Alupro Statement on revisions to the aluminium incinerator bottom ash protocol

Following approval from Defra and the Environment Agencies, revisions are being introduced to the protocol which accounts for aluminium packaging recovered from incinerator bottom ash (IBA).

Three revisions to the protocol are designed to obtain a more accurate rate of the aluminium packaging currently being recycled in the UK or exported for recycling.

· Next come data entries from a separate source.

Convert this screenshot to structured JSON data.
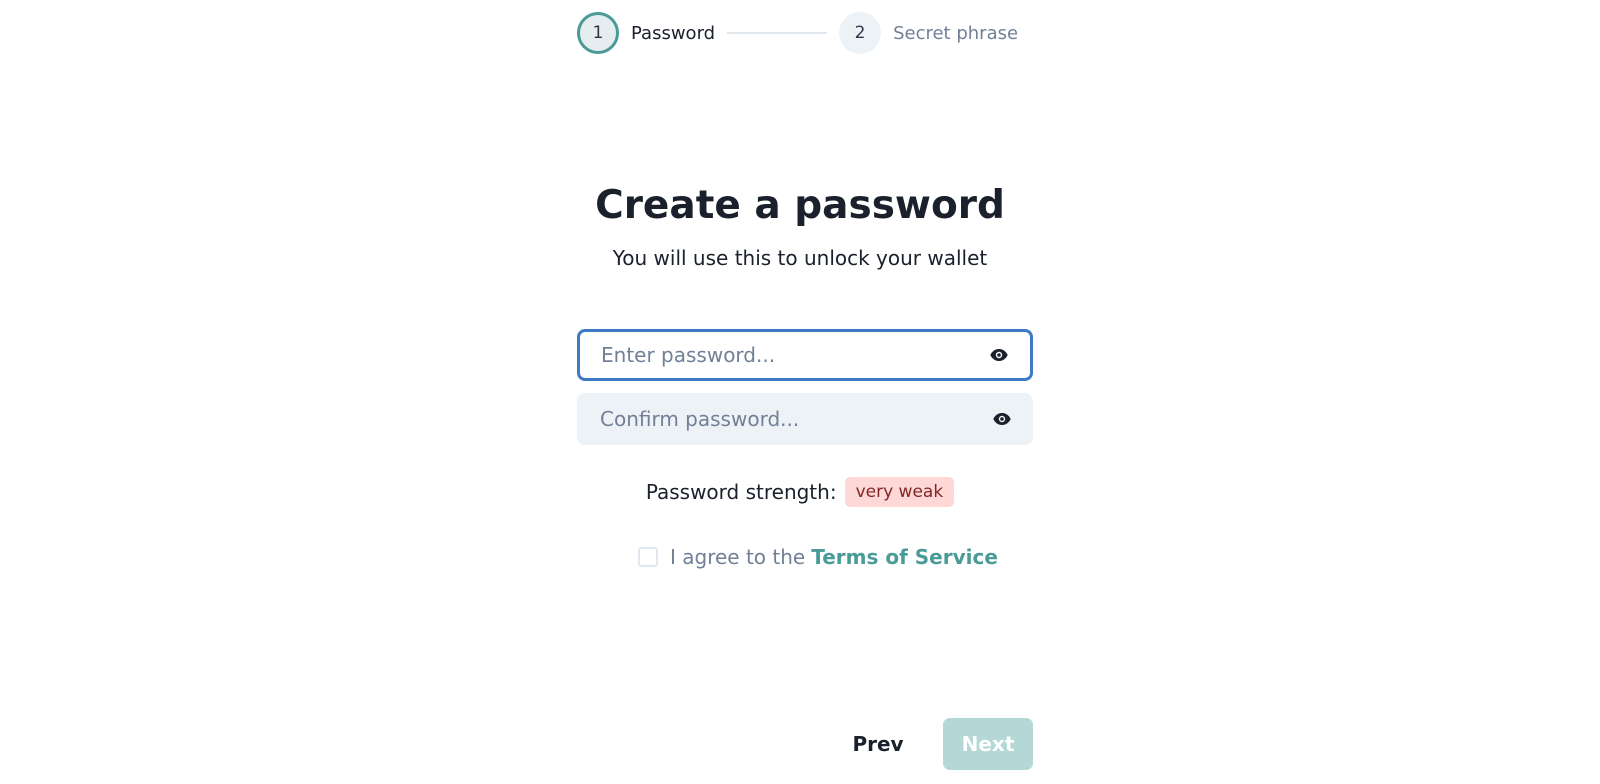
{
  "stepper": {
    "steps": [
      {
        "number": "1",
        "label": "Password",
        "state": "active"
      },
      {
        "number": "2",
        "label": "Secret phrase",
        "state": "inactive"
      }
    ]
  },
  "header": {
    "title": "Create a password",
    "subtitle": "You will use this to unlock your wallet"
  },
  "form": {
    "password_placeholder": "Enter password...",
    "password_value": "",
    "confirm_placeholder": "Confirm password...",
    "confirm_value": "",
    "eye_icon": "eye-icon"
  },
  "strength": {
    "label": "Password strength:",
    "value": "very weak",
    "badge_bg": "#fed7d7",
    "badge_color": "#822727"
  },
  "agreement": {
    "text": "I agree to the",
    "link": "Terms of Service",
    "checked": false
  },
  "buttons": {
    "prev": "Prev",
    "next": "Next",
    "next_disabled": true
  },
  "colors": {
    "accent": "#4a9b97",
    "focus": "#3f7bc4",
    "next_disabled_bg": "#b3d8d5"
  }
}
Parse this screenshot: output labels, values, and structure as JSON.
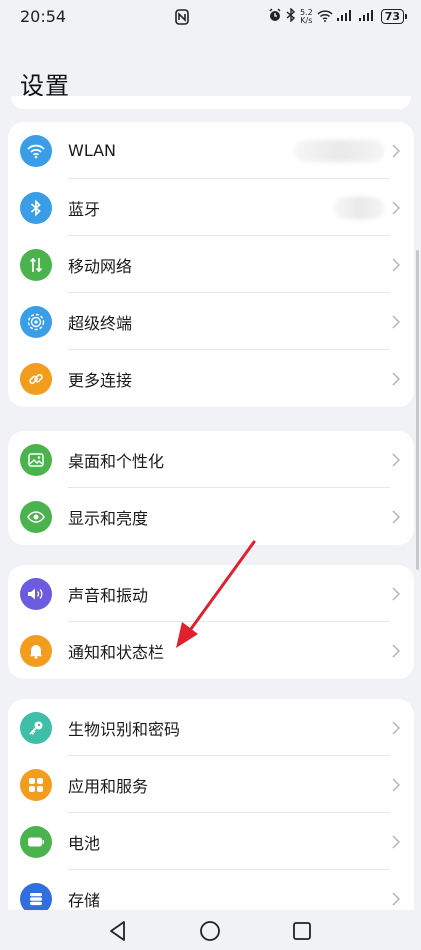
{
  "status": {
    "time": "20:54",
    "speed_value": "5.2",
    "speed_unit": "K/s",
    "battery": "73"
  },
  "page": {
    "title": "设置"
  },
  "groups": [
    {
      "items": [
        {
          "label": "WLAN",
          "icon": "wifi-icon",
          "color": "#3a9de8"
        },
        {
          "label": "蓝牙",
          "icon": "bluetooth-icon",
          "color": "#3a9de8"
        },
        {
          "label": "移动网络",
          "icon": "mobile-network-icon",
          "color": "#4bb34e"
        },
        {
          "label": "超级终端",
          "icon": "super-device-icon",
          "color": "#3a9de8"
        },
        {
          "label": "更多连接",
          "icon": "link-icon",
          "color": "#f39d1f"
        }
      ]
    },
    {
      "items": [
        {
          "label": "桌面和个性化",
          "icon": "wallpaper-icon",
          "color": "#4bb34e"
        },
        {
          "label": "显示和亮度",
          "icon": "eye-icon",
          "color": "#4bb34e"
        }
      ]
    },
    {
      "items": [
        {
          "label": "声音和振动",
          "icon": "speaker-icon",
          "color": "#6b5be0"
        },
        {
          "label": "通知和状态栏",
          "icon": "bell-icon",
          "color": "#f39d1f"
        }
      ]
    },
    {
      "items": [
        {
          "label": "生物识别和密码",
          "icon": "key-icon",
          "color": "#3fbfa8"
        },
        {
          "label": "应用和服务",
          "icon": "apps-icon",
          "color": "#f39d1f"
        },
        {
          "label": "电池",
          "icon": "battery-icon",
          "color": "#4bb34e"
        },
        {
          "label": "存储",
          "icon": "storage-icon",
          "color": "#2f6fe0"
        }
      ]
    }
  ]
}
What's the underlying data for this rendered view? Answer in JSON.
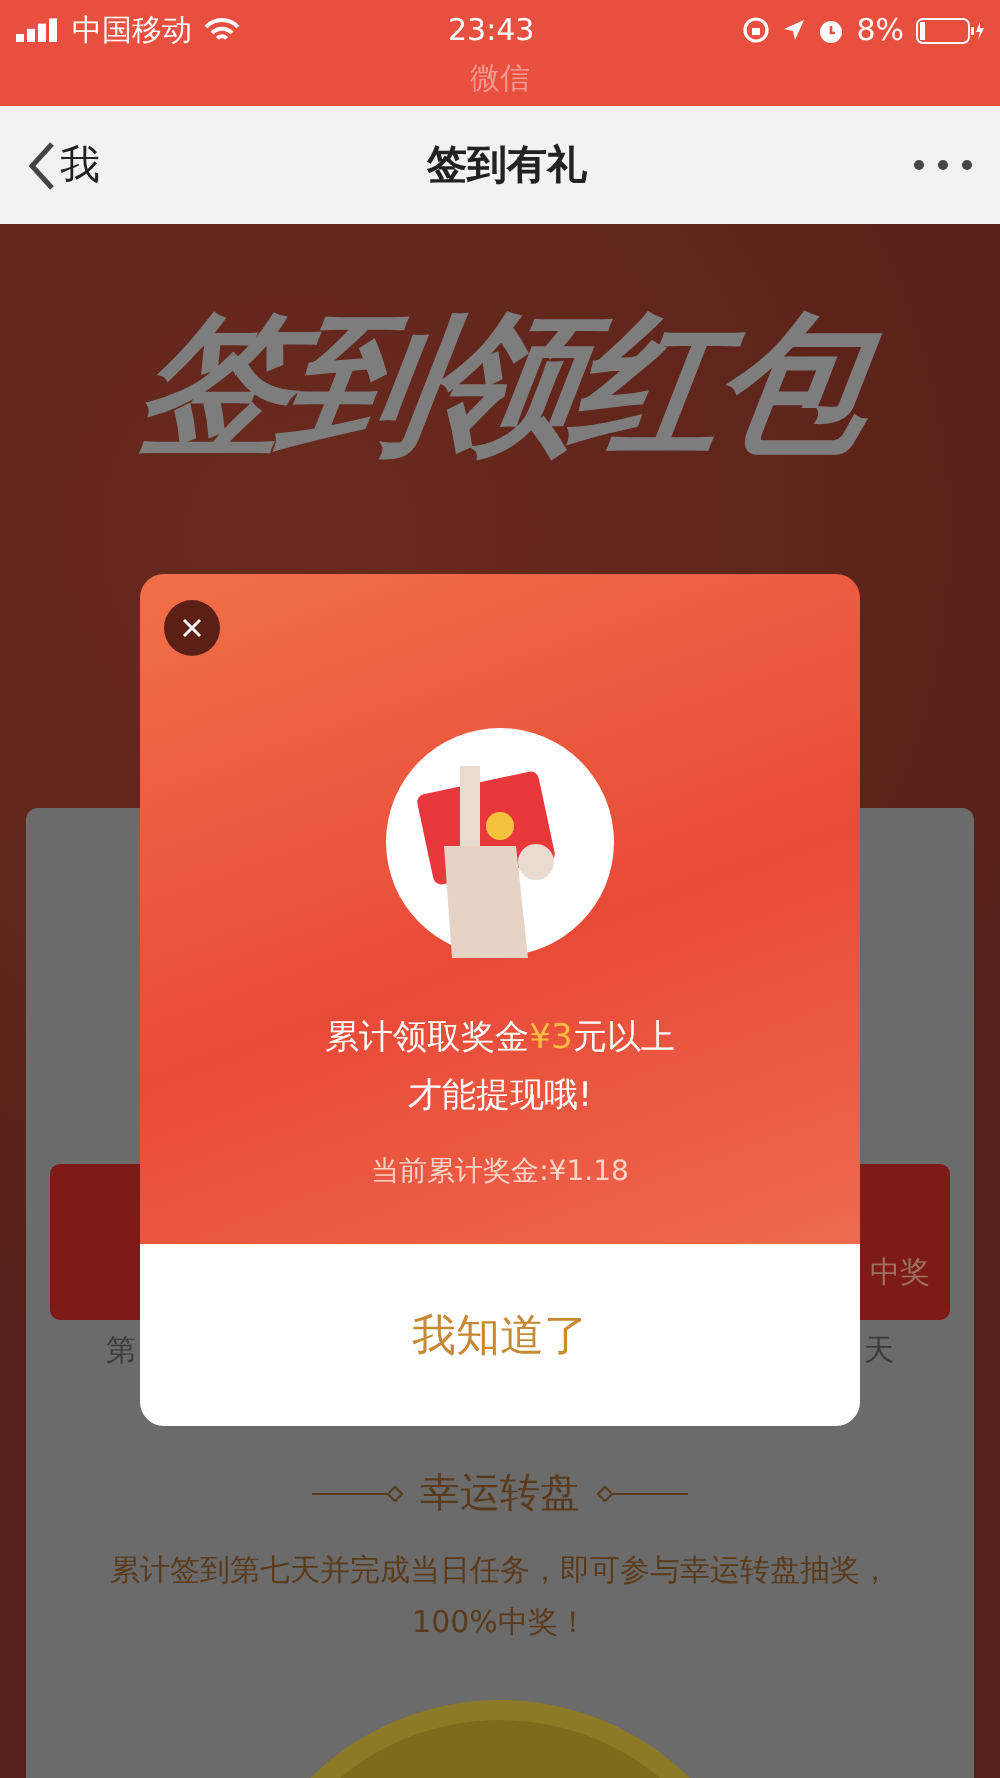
{
  "status_bar": {
    "carrier": "中国移动",
    "time": "23:43",
    "battery": "8%",
    "app_label": "微信"
  },
  "nav": {
    "back_label": "我",
    "title": "签到有礼"
  },
  "page": {
    "banner_title": "签到领红包",
    "envelopes": [
      {
        "caption": "第"
      },
      {
        "caption": "天",
        "badge": "中奖"
      }
    ],
    "lucky_wheel": {
      "heading": "幸运转盘",
      "description": "累计签到第七天并完成当日任务，即可参与幸运转盘抽奖，100%中奖！"
    }
  },
  "dialog": {
    "message_before": "累计领取奖金",
    "amount": "¥3",
    "message_after": "元以上",
    "message_line_2": "才能提现哦!",
    "current_total": "当前累计奖金:¥1.18",
    "button": "我知道了"
  }
}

  1. The existing protocol which is based on the mixed non-ferrous element of IBA has been revised. The protocol now recognises that a minimum of 70% of the mixed non-ferrous metals recovered from IBA is aluminium packaging, including drinks, cans, foils and aerosols. This increase from the previous percentage of 50% follows detailed studies of tested samples and discussions with metal processors since the introduction of the initial protocol in January 2015.
  2. A new protocol is being introduced based on the aluminium fraction which is recovered from mixed non-ferrous. When the original protocol was developed the majority of the aluminium packaging recovered from IBA was exported, mixed with other non-ferrous metals. The protocol was, therefore, based upon the total mixed non-ferrous metals recovered.

Ongoing analysis of IBA has led to this adjustment, which recognises that significant volumes of mixed non-ferrous metals are sold by IBA processors to UK metal reprocessors who separate the aluminium fraction for export or sale to a UK re-melter.

Up to now some metals processors have been applying the original 50% figure to the recovered aluminium fraction, instead of the actual recovered aluminium packaging fraction, meaning that packaging recovery has been under-reported.

Exporters or UK recyclers of aluminium recovered from IBA mixed non-ferrous metals will be able to issue PRNs/PERNs based on 87.5% of the total recovered aluminium fraction.

  1. A new protocol has been introduced recognising that aluminium packaging is present in “fragged” mixed non-ferrous recovered from IBA. Alupro has become aware that some non-ferrous metals recovered from IBA is sold to UK metals processors who mix it with metal from other sources and then process it through a fragmentation plant. The material is then exported (normally as Zorba grade). As the material is mixed with other non-ferrous metals from various sources it is not possible to separately weigh the non-ferrous metals from IBA prior to export (the normal process for issuing PERN).

 In these situations metal processors are permitted to issue the PERN on the incoming weight to the fragmentation plant based on 70% (based on revised protocol figure above) of the IBA derived mixed non-ferrous metals.

These three revisions can be applied retrospectively from 1 January 2015 or the date at which the reprocessor/exporter originally applied for their accreditation if after the 1 January 2015, in line with the other changes announced by Defra last week.

The tonnage reported for aluminium packaging recovered from IBA is significantly below the level we know has been recycled or exported. Revisions to the aluminium protocols are part of Alupro’s on-going strategy to ensure recycling performance data is robust and that accurately reflects the industry’s efforts to meet national recycling targets.

Defra recently issued a statement urging producers and compliance schemes to comply with their packaging recycling and recovery obligations. Unaccredited reprocessors and exporters are encouraged to become accredited and compliance schemes called upon to actively assist them in this process to help secure the requisite number of PRNs/PERNs for their producer members.


Ayrshire residents urged to make their metals matter

The latest MetalMatters campaign sees East, North and South Ayrshire Councils joining  forces to call on residents to make their metals matter and boost household recycling of metal packaging across Ayrshire. Read more

Grand Arcade Cambridge takes a CAN-do approach to drinks can recycling

Shops and businesses based in the Grand Arcade Cambridge are making a difference, as part of a new canny recycling initiative.

All of the 58 premium retail centre’s shops and its 670 staff are now part of the Every Can Counts recycling scheme, which aims to ensure more drinks cans are recycled rather than sent to landfill.

Read more